Then push the unique identifier of the task to the queue, and let the actual data live on the database.
Queues are good for being queues, not for being data stores.
I have seen some horrific cases of people mistaking a queue software for a database.
In theory, these let you use postgres NOTIFY to add messages to queues (which can be done from inside triggers).
I'm working on delivering a Postgres based job system right now; we cycle through states from an ENUM, landing eventually on a terminal state. Worker jobs (containers on a cluster) don't directly manipulate the state of the table, there's a controller system for that. Each controller in the (3-node) cluster has 2 connections to Postgres. Old jobs are DELETE'd when it's been "long ago enough".
Prior to addressing deadlocks from doing too much per transaction, initial load testing for this system suggested that the database was not the bounding factor in the system throughput, but rather worker throughput. Initial load is estimated to be under 500/day (\yawn\), but pushing the load to 100K/day didn't alter the outcome, although it made the cluster admin mildly annoyed.
One key reason I prefer to have the state machine switching / enum approach is that it's logically obvious. At a certain point, I am sure it'd have to change. I'm not sure how many concurrent mutations to separate rows a Postgres table can tolerate, but that serves as a hard upper bound.
Author: what kind of volume do you tolerate with this kind of design?
# pull jobs in large batches
job_batch = StagedJobs.order('id').limit(1000)
if job_batch.count > 0
# insert each one into the real job queue
job_batch.each do |job|
# and in the same transaction remove these records
StagedJobs.where('id <= ?', job_batch.last).delete
Then the enqueuer can do a preliminary scan of the table when it boots up and then just a `LISTEN` instead of polling the DB.
Using `LISTEN`/`NOTIFY` is certainly workable. It's worth considering though that once you've got non-trivial traffic, you're going to have new jobs showing up all the time, so the loop is likely going to be cycling endlessly no matter what mechanic you use to feed it.

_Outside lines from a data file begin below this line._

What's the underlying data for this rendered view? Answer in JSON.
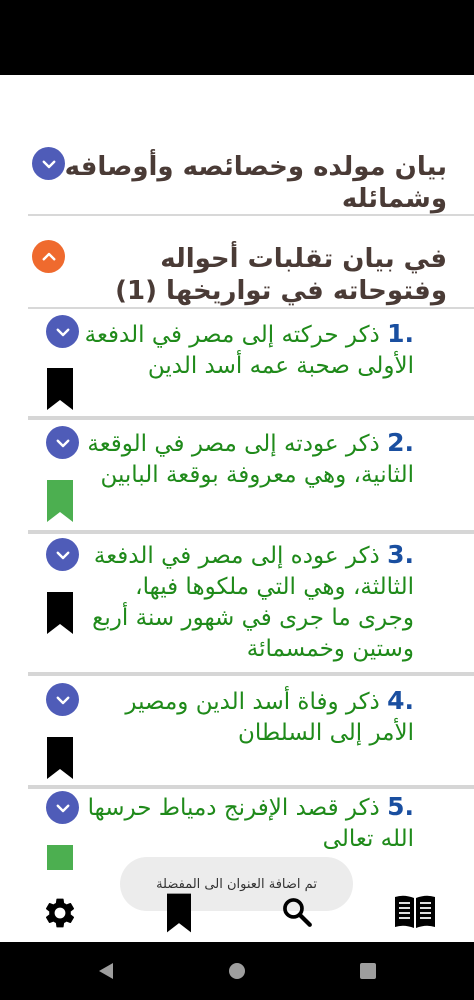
{
  "sections": [
    {
      "title": "بيان مولده وخصائصه وأوصافه وشمائله",
      "expanded": false
    },
    {
      "title": "في بيان تقلبات أحواله وفتوحاته في تواريخها (1)",
      "expanded": true
    }
  ],
  "chapters": [
    {
      "number": ".1",
      "title": "ذكر حركته إلى مصر في الدفعة الأولى صحبة عمه أسد الدين",
      "bookmarked": false
    },
    {
      "number": ".2",
      "title": "ذكر عودته إلى مصر في الوقعة الثانية، وهي معروفة بوقعة البابين",
      "bookmarked": true
    },
    {
      "number": ".3",
      "title": "ذكر عوده إلى مصر في الدفعة الثالثة، وهي التي ملكوها فيها، وجرى ما جرى في شهور سنة أربع وستين وخمسمائة",
      "bookmarked": false
    },
    {
      "number": ".4",
      "title": "ذكر وفاة أسد الدين ومصير الأمر إلى السلطان",
      "bookmarked": false
    },
    {
      "number": ".5",
      "title": "ذكر قصد الإفرنج دمياط حرسها الله تعالى",
      "bookmarked": true
    }
  ],
  "toast": {
    "message": "تم اضافة العنوان الى المفضلة"
  },
  "bottom_bar": {
    "icons": [
      "gear-icon",
      "bookmark-icon",
      "search-icon",
      "book-icon"
    ]
  },
  "colors": {
    "blue_button": "#4f5cb8",
    "orange_button": "#ef6a2e",
    "chapter_text": "#1f8a1a",
    "bookmark_active": "#4caf50",
    "bookmark_inactive": "#000000"
  }
}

At the very least though you'd want a sleep statement with exponential backoff so that it's not churning away on an empty database at the low end.
Just be sure to run your enqueueing process as a singleton, or each worker would be redundantly enqueueing lots of jobs. This can be guarded with a session advisory lock or a redis lock.
Knowing that this easy transition exists makes me even more confident in just using Que and not adding another service dependency (like Redis) until it’s really needed.
If you're using PostgreSQL 9.5+ you can also use the new SKIP LOCKED capability, which is perfect for this sort of usage: https://blog.2ndquadrant.com/what-is-select-skip-locked-for-...
Yeah, I'd forgotten to mention that in the article, but yep, something should be guaranteeing that only one enqueuer is running at a time.
> Knowing that this easy transition exists makes me even more confident in just using Que and not adding another service dependency (like Redis) until it’s really needed.
Yeah, so many stacks have a Redis for something these days anyway that you can probably start with it in a lot of cases, but if you're running really lean that seems like a good strategy.
StagedJobs.where('id <= ?', job_batch.last).delete
You need to delete the specifically queued ids and not a numeric range.
Doesn't this just mean bunch of lost jobs when redis fails.
Why not keep jobs with job state wait, done, etc in the reliable ACID store.
You need to be a little careful about configuration, but believe it or not, as long as Redis is configured with an append only file  it will provide you with a durability guarantee just like Postgres would. If it crashes, any jobs that were in there are recovered the next time it starts up.
From the docs:
> From now on, every time Redis receives a command that changes the dataset (e.g. SET) it will append it to the AOF. When you restart Redis it will re-play the AOF to rebuild the state.
are you planning on productizing this ?